While the COVID-19 crisis has provided many challenges, it has also provided opportunity to use time away from busy school days to enhance training.
Dutchess BOCES’ teaching assistants and 1:1 student aides are now participating in online training, which is targeted toward their work with students.
“It’s nice to get some training and to get some better insight into the population we serve,” said Jen Davis, who has been a 1:1 Student Aide for 14 years. “Learning in detail what traumatic events can do to cause anxiety, what poverty can do to a child, is important. You learn the best reaction to the behavior is to learn the cause and to not read into the behavior as anything personal, but to deal with what underlying matter is causing it.”
BOCES administrators had already been researching how to improve the professional development for teaching assistants and 1:1 aides.
“They had expressed the desire for more training,” said Denise Dzikowski, Director of Special Education. “Although we’ve been somewhat successful in scheduling sessions for them during Superintendent Conference Days, we still hadn’t come up with anything that was specifically tailored to their particular roles.”

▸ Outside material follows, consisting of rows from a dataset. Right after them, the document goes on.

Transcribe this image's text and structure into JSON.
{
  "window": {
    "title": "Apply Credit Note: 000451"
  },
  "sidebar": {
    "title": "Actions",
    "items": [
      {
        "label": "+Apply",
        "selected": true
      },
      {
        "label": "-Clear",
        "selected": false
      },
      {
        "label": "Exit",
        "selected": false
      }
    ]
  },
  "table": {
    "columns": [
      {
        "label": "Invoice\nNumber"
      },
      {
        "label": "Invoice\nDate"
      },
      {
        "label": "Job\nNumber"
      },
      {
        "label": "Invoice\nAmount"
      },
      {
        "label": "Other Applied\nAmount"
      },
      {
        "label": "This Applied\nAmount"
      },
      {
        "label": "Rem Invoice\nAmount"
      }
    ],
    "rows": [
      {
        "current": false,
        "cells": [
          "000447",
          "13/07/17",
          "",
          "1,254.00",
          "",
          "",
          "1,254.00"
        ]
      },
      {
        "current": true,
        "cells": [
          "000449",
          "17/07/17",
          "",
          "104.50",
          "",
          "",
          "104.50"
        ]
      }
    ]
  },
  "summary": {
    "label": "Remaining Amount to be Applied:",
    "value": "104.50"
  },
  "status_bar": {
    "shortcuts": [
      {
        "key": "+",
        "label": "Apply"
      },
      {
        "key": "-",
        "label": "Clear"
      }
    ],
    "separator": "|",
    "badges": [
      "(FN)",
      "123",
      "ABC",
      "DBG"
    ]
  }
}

While quarantined and working from home, Dzikowski researched a number of new options. She selected a web-based series offered by The Master Teacher. Of the 15 hours of training assigned, seven courses have been selected by administrators. The remainder are the personal choice of each employee.
For Tori Olmo, a teaching assistant, the training sessions were very welcome.
“So far, I like the program,” she said. “It’s pretty straight forward and has a lot of information that can be used in the classroom. I felt that some of the lessons give us assistants more ‘tools.’ “
The program is aligned with the standards of the Council for Exceptional Children and is endorsed by the Council of Administrator’s for Special Education. The classes have also been approved by the New York State Education Department for required CTLE credits.
At the end of each class, which run approximately 30-45 minutes, there is a quiz that the participant must pass in order to complete the class. Administrators can track progress online.
“It was pertinent to what I do,” said Davis. “It really kept me interested and engaged and wanting to learn.”
Olmo is also using the at-home training to spend time alongside her kids as they are doing their schoolwork.
“We are all sitting at the kitchen table working,” she said. “I enjoy that I can be doing these courses on my own time. I feel a bit more connected again. Honestly, being home through this quarantine has in some ways been fun and in others worrisome. It feels good to be doing something work-related again.”